TRY IT
Please copy all of the records exactly, leaving nothing out.

(Items from an interface collection)
—————
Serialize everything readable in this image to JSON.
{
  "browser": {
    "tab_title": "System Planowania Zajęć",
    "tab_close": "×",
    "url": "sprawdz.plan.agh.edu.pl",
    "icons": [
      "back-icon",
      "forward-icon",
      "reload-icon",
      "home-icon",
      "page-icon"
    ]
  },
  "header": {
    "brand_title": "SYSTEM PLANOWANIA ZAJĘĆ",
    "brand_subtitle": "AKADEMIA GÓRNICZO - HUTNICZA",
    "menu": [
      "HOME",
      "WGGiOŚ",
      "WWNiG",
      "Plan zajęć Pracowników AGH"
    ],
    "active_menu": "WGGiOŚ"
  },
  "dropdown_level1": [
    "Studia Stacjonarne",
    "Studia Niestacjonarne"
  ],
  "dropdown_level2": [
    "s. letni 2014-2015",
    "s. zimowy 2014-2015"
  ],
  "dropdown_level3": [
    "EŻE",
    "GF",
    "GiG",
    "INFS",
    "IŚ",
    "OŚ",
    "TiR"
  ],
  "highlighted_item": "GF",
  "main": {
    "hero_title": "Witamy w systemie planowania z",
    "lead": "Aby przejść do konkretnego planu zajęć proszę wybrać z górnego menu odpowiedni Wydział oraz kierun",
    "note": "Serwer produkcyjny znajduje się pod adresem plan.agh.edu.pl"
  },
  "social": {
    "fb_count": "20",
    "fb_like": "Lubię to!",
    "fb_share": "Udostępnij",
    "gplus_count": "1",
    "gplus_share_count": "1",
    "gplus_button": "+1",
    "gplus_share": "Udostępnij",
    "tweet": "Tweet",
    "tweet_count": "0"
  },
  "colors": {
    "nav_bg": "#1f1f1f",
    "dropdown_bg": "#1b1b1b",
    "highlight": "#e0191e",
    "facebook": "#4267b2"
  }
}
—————
REPLY TO THE EXERCISE
Serialize everything readable in this image to JSON.
{
  "browser": {
    "tab_title": "System Planowania Zajęć",
    "tab_close": "×",
    "url": "sprawdz.plan.agh.edu.pl",
    "icons": [
      "back-icon",
      "forward-icon",
      "reload-icon",
      "home-icon",
      "page-icon"
    ]
  },
  "header": {
    "brand_title": "SYSTEM PLANOWANIA ZAJĘĆ",
    "brand_subtitle": "AKADEMIA GÓRNICZO - HUTNICZA",
    "menu": [
      "HOME",
      "WGGiOŚ",
      "WWNiG",
      "Plan zajęć Pracowników AGH"
    ],
    "active_menu": "WGGiOŚ"
  },
  "dropdown_level1": [
    "Studia Stacjonarne",
    "Studia Niestacjonarne"
  ],
  "dropdown_level2": [
    "s. letni 2014-2015",
    "s. zimowy 2014-2015"
  ],
  "dropdown_level3": [
    "EŻE",
    "GF",
    "GiG",
    "INFS",
    "IŚ",
    "OŚ",
    "TiR"
  ],
  "highlighted_item": "GF",
  "main": {
    "hero_title": "Witamy w systemie planowania z",
    "lead": "Aby przejść do konkretnego planu zajęć proszę wybrać z górnego menu odpowiedni Wydział oraz kierun",
    "note": "Serwer produkcyjny znajduje się pod adresem plan.agh.edu.pl"
  },
  "social": {
    "fb_count": "20",
    "fb_like": "Lubię to!",
    "fb_share": "Udostępnij",
    "gplus_count": "1",
    "gplus_share_count": "1",
    "gplus_button": "+1",
    "gplus_share": "Udostępnij",
    "tweet": "Tweet",
    "tweet_count": "0"
  },
  "colors": {
    "nav_bg": "#1f1f1f",
    "dropdown_bg": "#1b1b1b",
    "highlight": "#e0191e",
    "facebook": "#4267b2"
  }
}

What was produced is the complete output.